Submitted to: Handbook of Weather Climate and Water
Publication Type: Book / Chapter
Publication Acceptance Date: May 20, 2002
Publication Date: January 1, 2003
Citation: Kustas, W.P., Moran, M.S., Norman, J.M. 2003. Evaluating the spatial distribution of evaporation, Chapter 26 In Handbook of Weather, Climate and Water: Atmospheric Chemistry, Hydrology and Societal Impacts, Eds. T.D. Potter and B.R. Colman, John Wiley & Sons, Inc. p. 461-492. Interpretive Summary: Water loss from soil and plant surfaces influences the large-scale circulation of the Earth's atmosphere, affects the soil moisture available for plant growth, and can regulate global climate changes. This vast range of effects makes it of vital environmental interest. In recent decades, efforts have been focused on the use of satellite-based images to map the flow of heat and water through the soil, vegetation and atmosphere. This chapter identified a multitude of techniques using satellite images to provide operational and accurate information about water loss from fields, regions and continents. The major obstacles to providing such information are the limitations of currently orbiting sensors and the lack of large scale field research conducted in different climatic regions. This review provides a foundation for planning future satellite sensors and platforms and for guiding government agencies and universities in funding field studies.

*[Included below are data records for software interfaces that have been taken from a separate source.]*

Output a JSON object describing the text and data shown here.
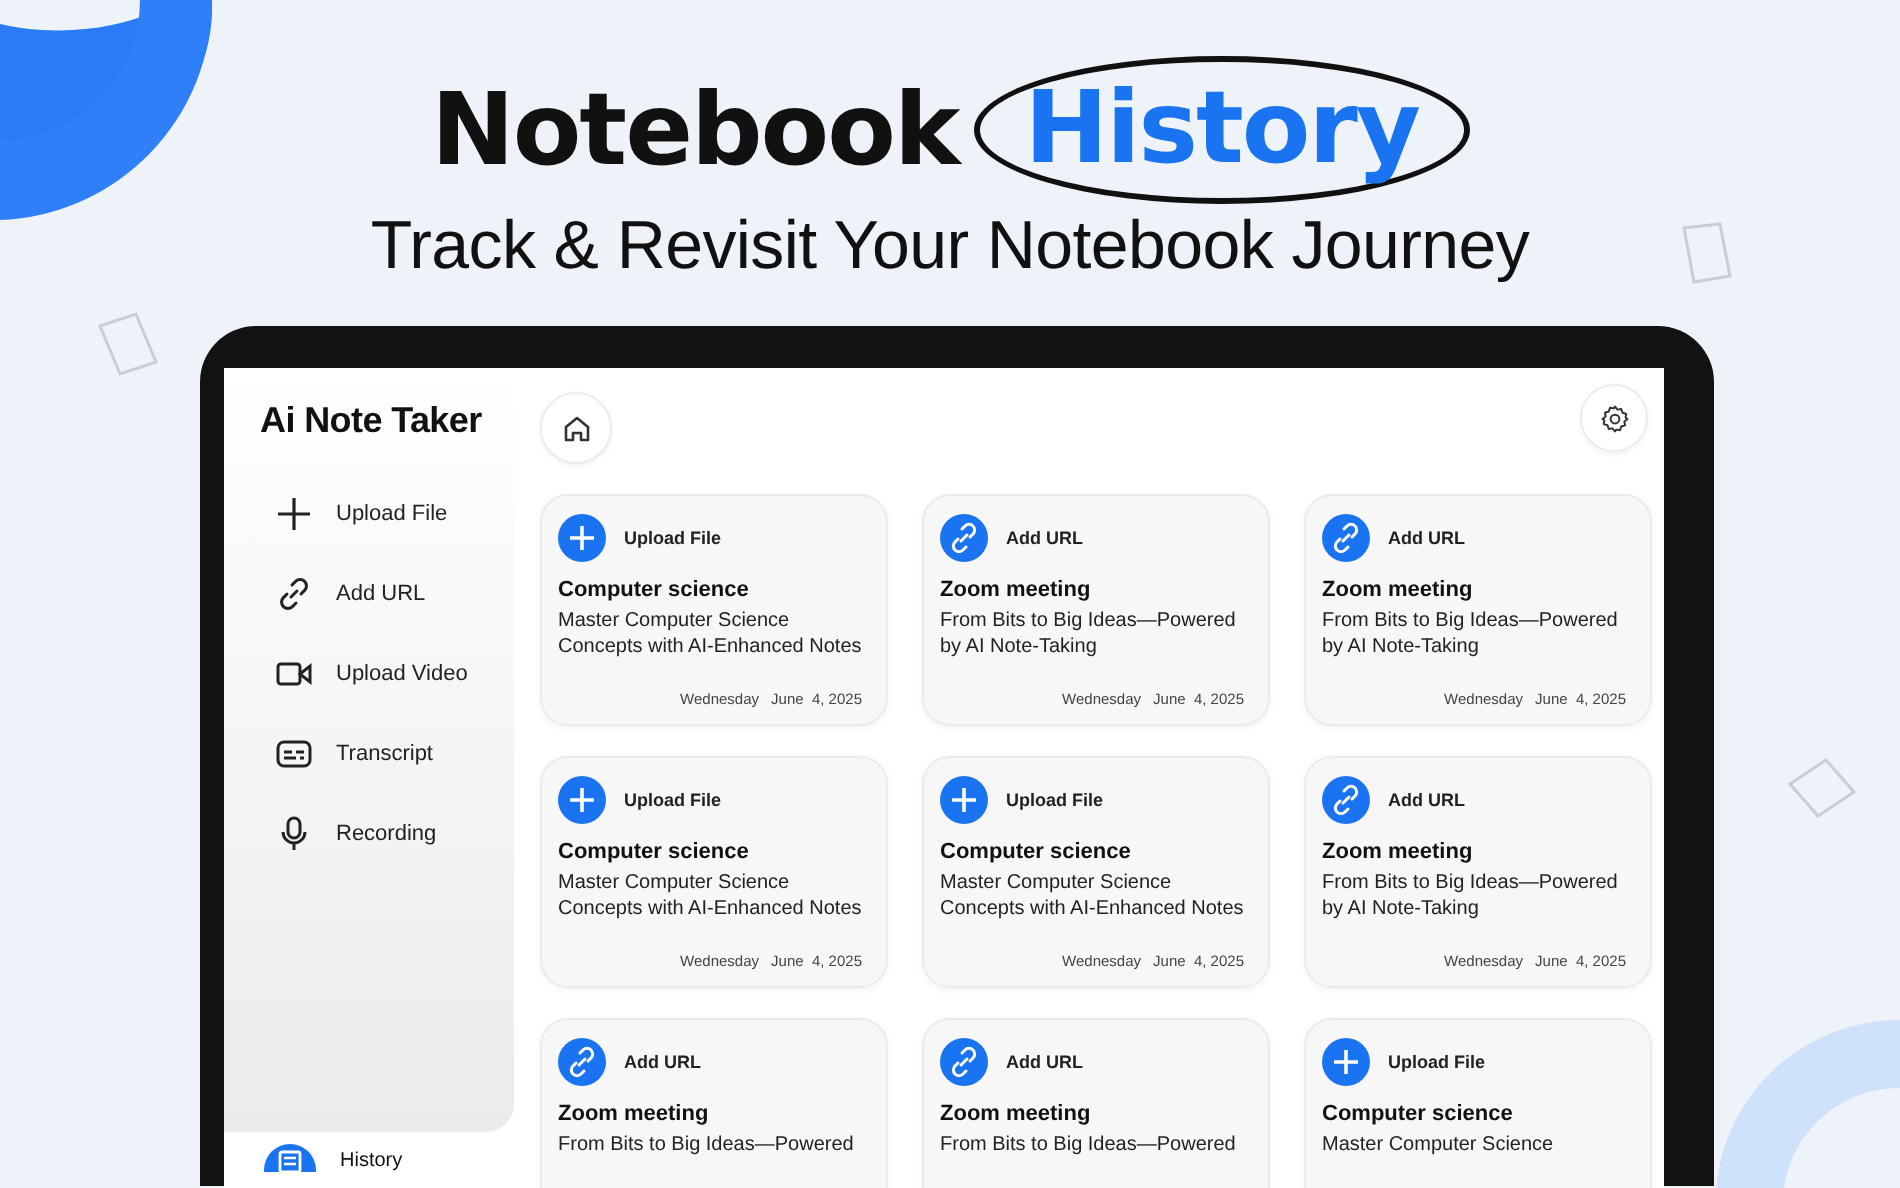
{
  "headline": {
    "title": "Notebook",
    "highlight": "History",
    "subtitle": "Track & Revisit Your Notebook Journey"
  },
  "app": {
    "title": "Ai Note Taker",
    "sidebar": {
      "items": [
        {
          "kind": "upload",
          "label": "Upload File"
        },
        {
          "kind": "link",
          "label": "Add URL"
        },
        {
          "kind": "video",
          "label": "Upload Video"
        },
        {
          "kind": "transcript",
          "label": "Transcript"
        },
        {
          "kind": "mic",
          "label": "Recording"
        }
      ],
      "history": {
        "label": "History"
      }
    },
    "cards": [
      {
        "kind": "file",
        "source": "Upload File",
        "title": "Computer science",
        "description": "Master Computer Science Concepts with AI-Enhanced Notes",
        "day": "Wednesday",
        "date": "June  4, 2025"
      },
      {
        "kind": "url",
        "source": "Add URL",
        "title": "Zoom meeting",
        "description": "From Bits to Big Ideas—Powered by AI Note-Taking",
        "day": "Wednesday",
        "date": "June  4, 2025"
      },
      {
        "kind": "url",
        "source": "Add URL",
        "title": "Zoom meeting",
        "description": "From Bits to Big Ideas—Powered by AI Note-Taking",
        "day": "Wednesday",
        "date": "June  4, 2025"
      },
      {
        "kind": "file",
        "source": "Upload File",
        "title": "Computer science",
        "description": "Master Computer Science Concepts with AI-Enhanced Notes",
        "day": "Wednesday",
        "date": "June  4, 2025"
      },
      {
        "kind": "file",
        "source": "Upload File",
        "title": "Computer science",
        "description": "Master Computer Science Concepts with AI-Enhanced Notes",
        "day": "Wednesday",
        "date": "June  4, 2025"
      },
      {
        "kind": "url",
        "source": "Add URL",
        "title": "Zoom meeting",
        "description": "From Bits to Big Ideas—Powered by AI Note-Taking",
        "day": "Wednesday",
        "date": "June  4, 2025"
      },
      {
        "kind": "url",
        "source": "Add URL",
        "title": "Zoom meeting",
        "description": "From Bits to Big Ideas—Powered"
      },
      {
        "kind": "url",
        "source": "Add URL",
        "title": "Zoom meeting",
        "description": "From Bits to Big Ideas—Powered"
      },
      {
        "kind": "file",
        "source": "Upload File",
        "title": "Computer science",
        "description": "Master Computer Science"
      }
    ]
  }
}
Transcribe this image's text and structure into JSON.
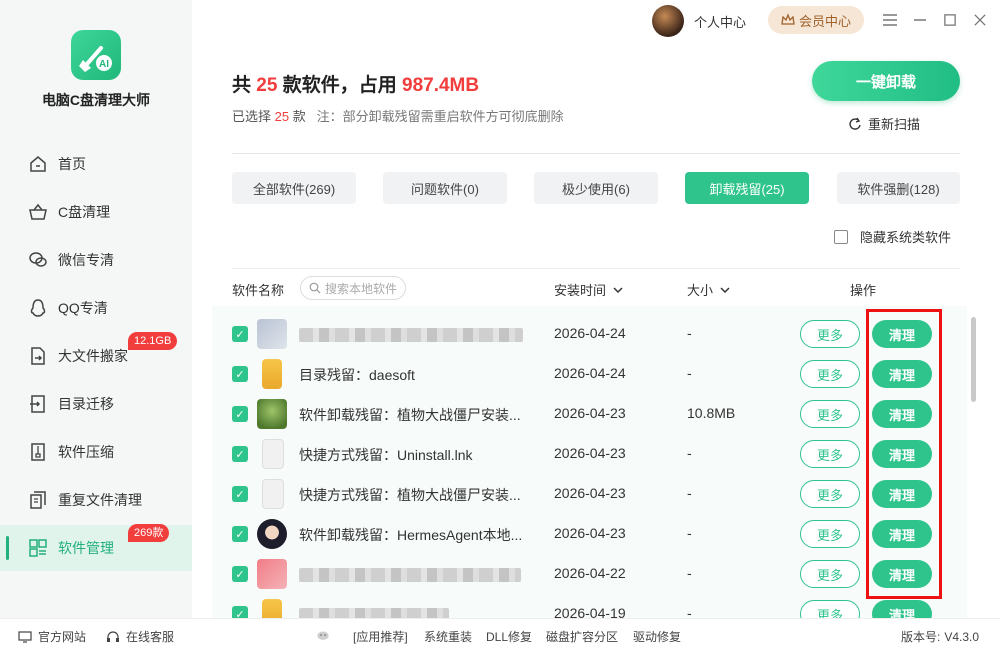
{
  "app": {
    "name": "电脑C盘清理大师",
    "version_label": "版本号:",
    "version": "V4.3.0"
  },
  "topbar": {
    "user_center": "个人中心",
    "vip_center": "会员中心"
  },
  "sidebar": {
    "items": [
      {
        "label": "首页",
        "icon": "home-icon"
      },
      {
        "label": "C盘清理",
        "icon": "basket-icon"
      },
      {
        "label": "微信专清",
        "icon": "wechat-icon"
      },
      {
        "label": "QQ专清",
        "icon": "qq-icon"
      },
      {
        "label": "大文件搬家",
        "icon": "move-file-icon",
        "badge": "12.1GB"
      },
      {
        "label": "目录迁移",
        "icon": "folder-migrate-icon"
      },
      {
        "label": "软件压缩",
        "icon": "compress-icon"
      },
      {
        "label": "重复文件清理",
        "icon": "duplicate-file-icon"
      },
      {
        "label": "软件管理",
        "icon": "software-manage-icon",
        "badge": "269款",
        "active": true
      }
    ]
  },
  "summary": {
    "prefix": "共",
    "count": "25",
    "mid": "款软件，占用",
    "size": "987.4MB",
    "selected_prefix": "已选择",
    "selected_count": "25",
    "selected_suffix": "款",
    "note": "注：部分卸载残留需重启软件方可彻底删除"
  },
  "actions": {
    "one_key_uninstall": "一键卸载",
    "rescan": "重新扫描"
  },
  "tabs": [
    {
      "label": "全部软件(269)"
    },
    {
      "label": "问题软件(0)"
    },
    {
      "label": "极少使用(6)"
    },
    {
      "label": "卸载残留(25)",
      "active": true
    },
    {
      "label": "软件强删(128)"
    }
  ],
  "hide_system": "隐藏系统类软件",
  "table": {
    "headers": {
      "name": "软件名称",
      "install_time": "安装时间",
      "size": "大小",
      "ops": "操作"
    },
    "search_placeholder": "搜索本地软件",
    "more_label": "更多",
    "clean_label": "清理",
    "rows": [
      {
        "name": "",
        "blurred": true,
        "date": "2026-04-24",
        "size": "-"
      },
      {
        "name": "目录残留：daesoft",
        "date": "2026-04-24",
        "size": "-"
      },
      {
        "name": "软件卸载残留：植物大战僵尸安装...",
        "date": "2026-04-23",
        "size": "10.8MB"
      },
      {
        "name": "快捷方式残留：Uninstall.lnk",
        "date": "2026-04-23",
        "size": "-"
      },
      {
        "name": "快捷方式残留：植物大战僵尸安装...",
        "date": "2026-04-23",
        "size": "-"
      },
      {
        "name": "软件卸载残留：HermesAgent本地...",
        "date": "2026-04-23",
        "size": "-"
      },
      {
        "name": "",
        "blurred": true,
        "date": "2026-04-22",
        "size": "-"
      },
      {
        "name": "",
        "blurred": true,
        "date": "2026-04-19",
        "size": "-"
      }
    ]
  },
  "footer": {
    "official_site": "官方网站",
    "online_service": "在线客服",
    "app_recommend": "[应用推荐]",
    "links": [
      "系统重装",
      "DLL修复",
      "磁盘扩容分区",
      "驱动修复"
    ]
  },
  "colors": {
    "accent": "#2fc48c",
    "red": "#f23d3d",
    "highlight_box": "#ee1111"
  }
}
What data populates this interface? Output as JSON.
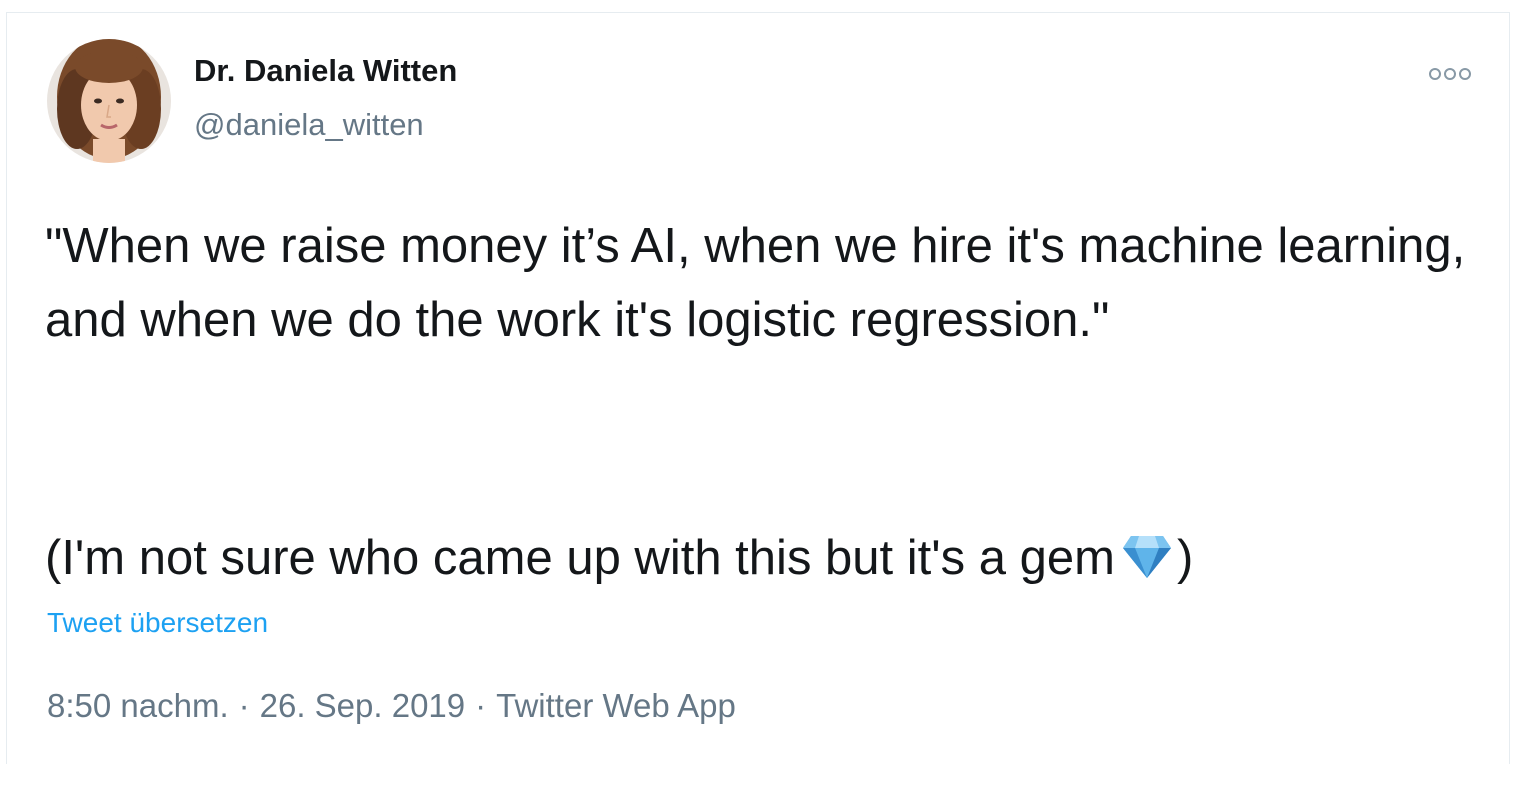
{
  "author": {
    "name": "Dr. Daniela Witten",
    "handle": "@daniela_witten"
  },
  "tweet": {
    "text": "\"When we raise money it’s AI, when we hire it's machine learning, and when we do the work it's logistic regression.\"",
    "text2_before": "(I'm not sure who came up with this but it's a gem",
    "text2_after": ")",
    "emoji": "gem-stone"
  },
  "actions": {
    "translate_label": "Tweet übersetzen"
  },
  "meta": {
    "time": "8:50 nachm.",
    "separator": "·",
    "date": "26. Sep. 2019",
    "client": "Twitter Web App"
  },
  "colors": {
    "text": "#14171a",
    "secondary": "#657786",
    "link": "#1da1f2"
  }
}
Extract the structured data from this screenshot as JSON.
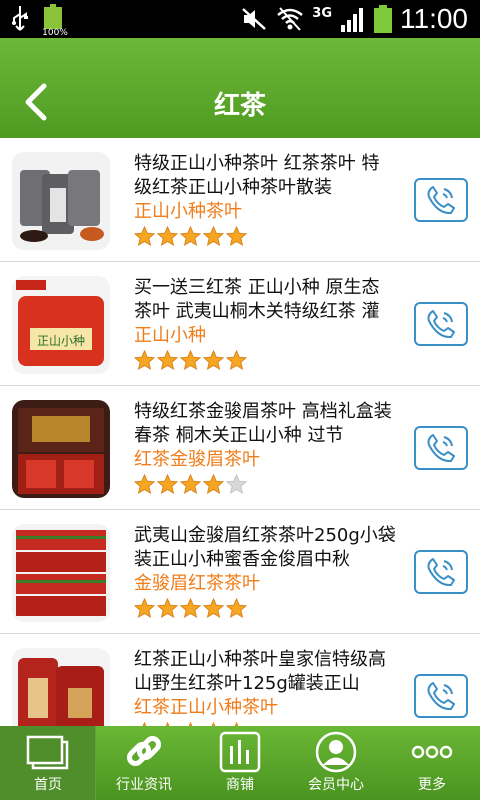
{
  "status_bar": {
    "battery_percent_label": "100%",
    "network": "3G",
    "time": "11:00"
  },
  "header": {
    "title": "红茶"
  },
  "products": [
    {
      "description": "特级正山小种茶叶 红茶茶叶 特级红茶正山小种茶叶散装",
      "name": "正山小种茶叶",
      "rating": 5,
      "thumb_color": "#6f6f73"
    },
    {
      "description": "买一送三红茶 正山小种 原生态茶叶 武夷山桐木关特级红茶 灌",
      "name": "正山小种",
      "rating": 5,
      "thumb_color": "#d8321f"
    },
    {
      "description": "特级红茶金骏眉茶叶 高档礼盒装 春茶 桐木关正山小种 过节",
      "name": "红茶金骏眉茶叶",
      "rating": 4,
      "thumb_color": "#7a1c12"
    },
    {
      "description": "武夷山金骏眉红茶茶叶250g小袋装正山小种蜜香金俊眉中秋",
      "name": "金骏眉红茶茶叶",
      "rating": 5,
      "thumb_color": "#c62b22"
    },
    {
      "description": "红茶正山小种茶叶皇家信特级高山野生红茶叶125g罐装正山",
      "name": "红茶正山小种茶叶",
      "rating": 5,
      "thumb_color": "#b5231d"
    }
  ],
  "tabs": [
    {
      "label": "首页",
      "icon": "home-icon",
      "active": true
    },
    {
      "label": "行业资讯",
      "icon": "link-icon",
      "active": false
    },
    {
      "label": "商铺",
      "icon": "shop-chart-icon",
      "active": false
    },
    {
      "label": "会员中心",
      "icon": "user-icon",
      "active": false
    },
    {
      "label": "更多",
      "icon": "more-dots-icon",
      "active": false
    }
  ],
  "colors": {
    "header_green": "#5aa82c",
    "accent_orange": "#f07d1a",
    "call_blue": "#3b8fc7",
    "star_gold": "#f6a623",
    "star_gray": "#d8d8d8"
  }
}
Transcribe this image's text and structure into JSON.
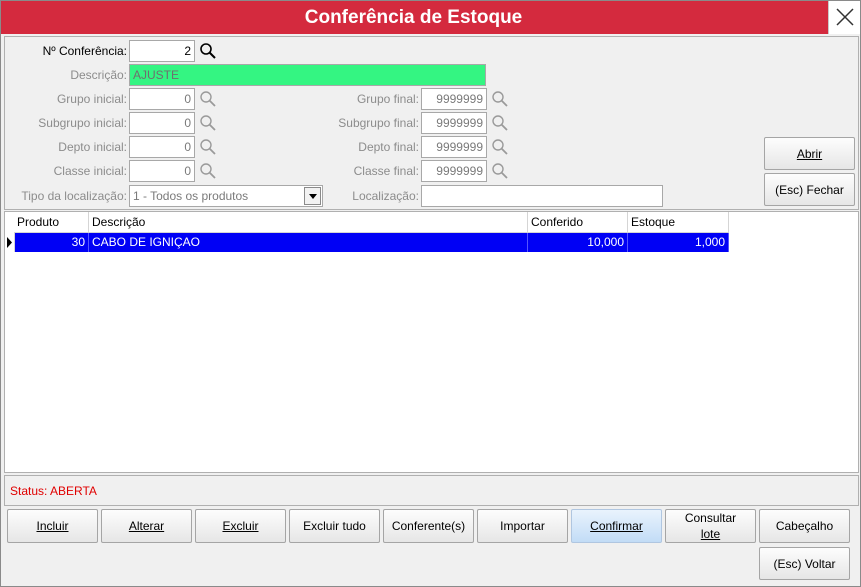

Technical Abstract: This chapter provides an overview of techniques for evaluating evaporation from local to regional scales. Remote sensing data is seen as having great potential for providing key surface boundary information in a spatially distributed manner and at regional scales, including surface radiation fluxes, vegetation cover, surface temperature and surface moisture conditions. Attempts have been made to develop physically-based models which explicitly treat the soil and vegetation interactions with the atmosphere. However, many of these approaches also require daily remotely sensed data as well as meteorological data for computing the surface fluxes over the course of a day. This has led to the development of soil-vegetation-atmosphere (SVAT) schemes that are linked to atmospheric models which in principle do not require remote sensing or meteorological inputs at every time step. These have the greatest potential for operational and regional applications. However, with optical data, atmospheric attentuation and clouds present difficult problems for frequent observations of the region of interest. In contrast, microwave observations have atmospheric and cloud penetration, high spatial resolution with radar, and day/night acquisitions.